So I walk out of my home, into the broken asphalt covered street that is the road that connects my downhill village into the main road. I roam 50 meter, and then 20 meter of 45 degrees slope uphill, and then to another 300 meter of road, all in a 5 minutes speedy walk. The public transportation has no fix schedule, they come, stop to wait for passengers (an activity which is called "ngetem" here in Indonesia), and then go to stop again at will in other places. See why I have to speed up? Catching earliest bus is an advantage for public transportation dependant people here in Jakarta.

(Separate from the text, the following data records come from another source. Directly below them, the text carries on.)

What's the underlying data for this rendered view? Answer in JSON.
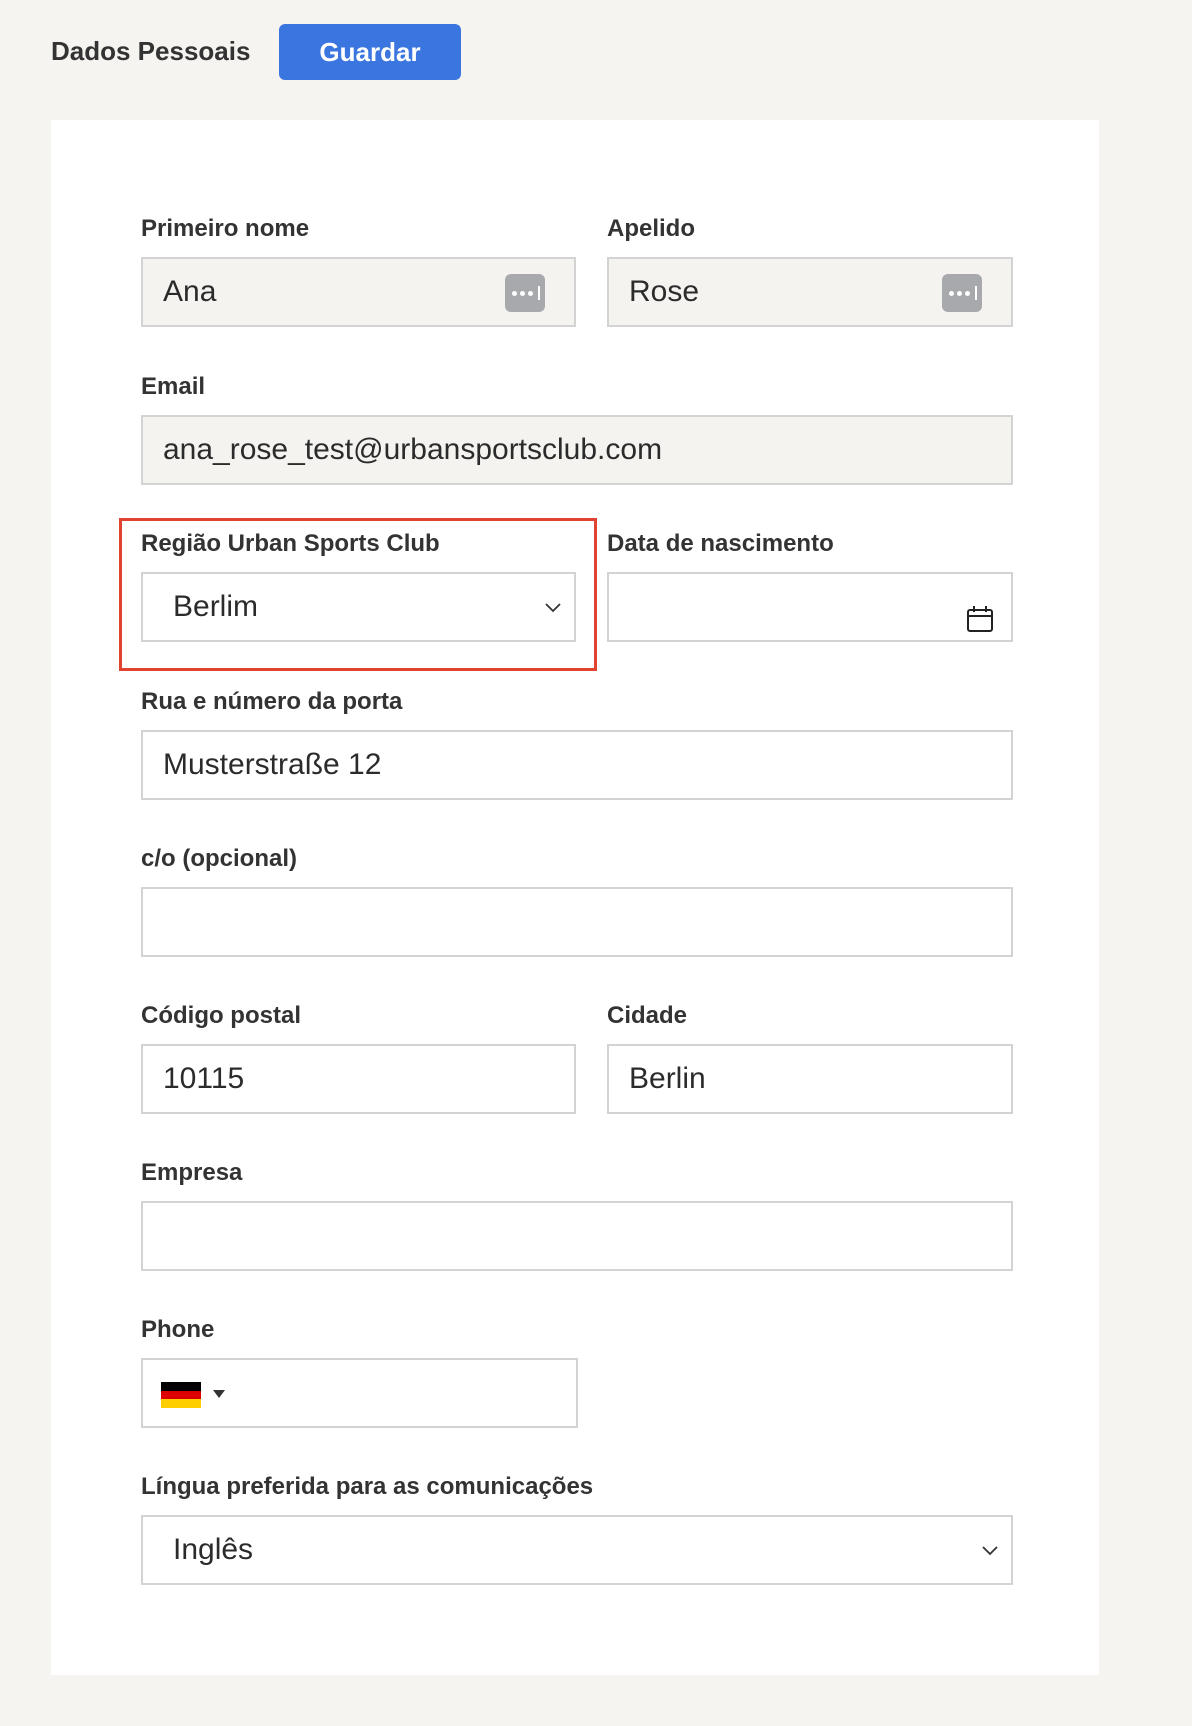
{
  "header": {
    "title": "Dados Pessoais",
    "save_label": "Guardar",
    "accent": "#3b76e0"
  },
  "form": {
    "first_name": {
      "label": "Primeiro nome",
      "value": "Ana"
    },
    "last_name": {
      "label": "Apelido",
      "value": "Rose"
    },
    "email": {
      "label": "Email",
      "value": "ana_rose_test@urbansportsclub.com"
    },
    "region": {
      "label": "Região Urban Sports Club",
      "value": "Berlim"
    },
    "birth_date": {
      "label": "Data de nascimento",
      "value": ""
    },
    "street": {
      "label": "Rua e número da porta",
      "value": "Musterstraße 12"
    },
    "co": {
      "label": "c/o (opcional)",
      "value": ""
    },
    "postal_code": {
      "label": "Código postal",
      "value": "10115"
    },
    "city": {
      "label": "Cidade",
      "value": "Berlin"
    },
    "company": {
      "label": "Empresa",
      "value": ""
    },
    "phone": {
      "label": "Phone",
      "value": "",
      "country_flag": "germany-flag-icon"
    },
    "language": {
      "label": "Língua preferida para as comunicações",
      "value": "Inglês"
    }
  },
  "highlight_color": "#e0432f"
}
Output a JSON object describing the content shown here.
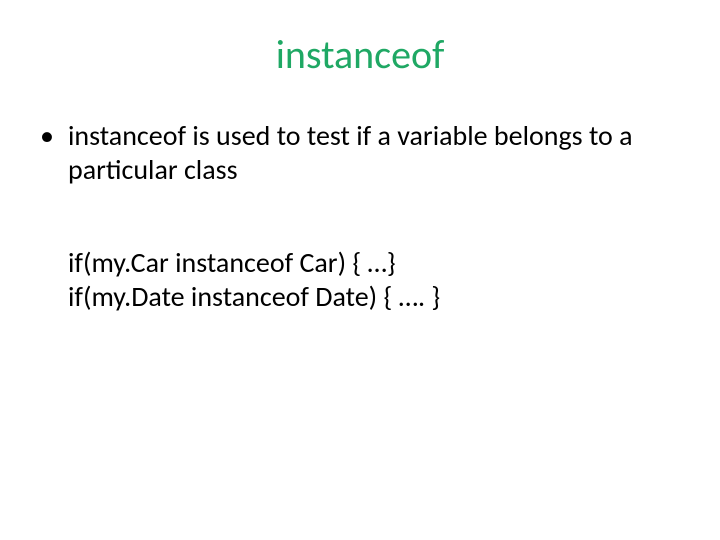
{
  "title": {
    "text": "instanceof",
    "color": "#1fa864"
  },
  "bullet": "instanceof is used to test if a variable belongs to a particular class",
  "code": {
    "line1": "if(my.Car instanceof Car) { …}",
    "line2": "if(my.Date instanceof  Date) { …. }"
  }
}
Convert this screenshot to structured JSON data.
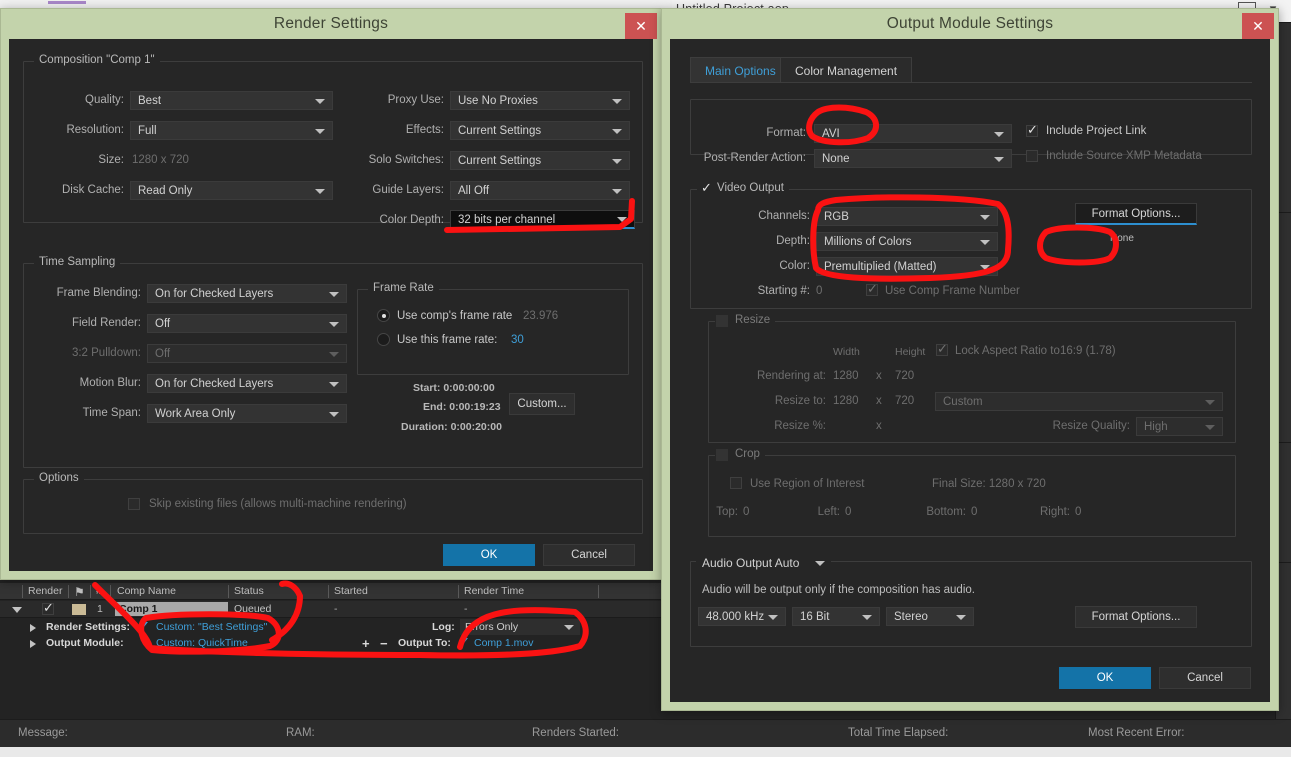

Once inside the bus, finding an empty seat as fast as possible is a must, for these buses don’t care if the people they carry are treated like sardines, cramped in a middle sized bus, using any space available to put even one feet on the bus floor. Luckily I live "upstream", so that I am lucky to be able to have a seat every morning. People who catch the bus "downstream" are often have to stand below the doorframes, risking losing parts of their body.
After the bus arrive at the market, the busy and overcrowded hub of many people with many activities that took half of the street and pay no respect to the traffic light, I step down whenever the bus stop, wherever in the market that is. In less then 5 minutes, I’m on another bus en route to my office, lucky again that I’m taking it upstream, so that I am able to sit. But it’s just the same with the first bus, people will soon eat up spaces. Cramped, body odour mixed with cheap perfume and ineffective deodorant, creating smells that is offensive to inexperienced nostrils. I’m lucky that my nostrils are already adapted to the smell.
30 minutes inside the overcrowded bus, I soon stand up and force my way into the bus door, trying to reach the money collector, telling him to stop the bus in front of the building where my office is.
If I’m lucky, it’ll stop in the right spot, if I’m extremely unlucky, it’ll stop 100 meters further.
The bus stopped, and in cramped fraction of a second I jump down. The bus took off a fraction of second later. An adaptation to the habit makes you somewhat an acrobat.
10 minutes later I’ll be stepping into the building lobby, press the elevator "up" button, wait for the lift to come to take me up, walk out of the lift on my floor, greet the people tallying security, and finally sit down on my cubicle, turn on my PC, and write a blog.
But it’s not over yet.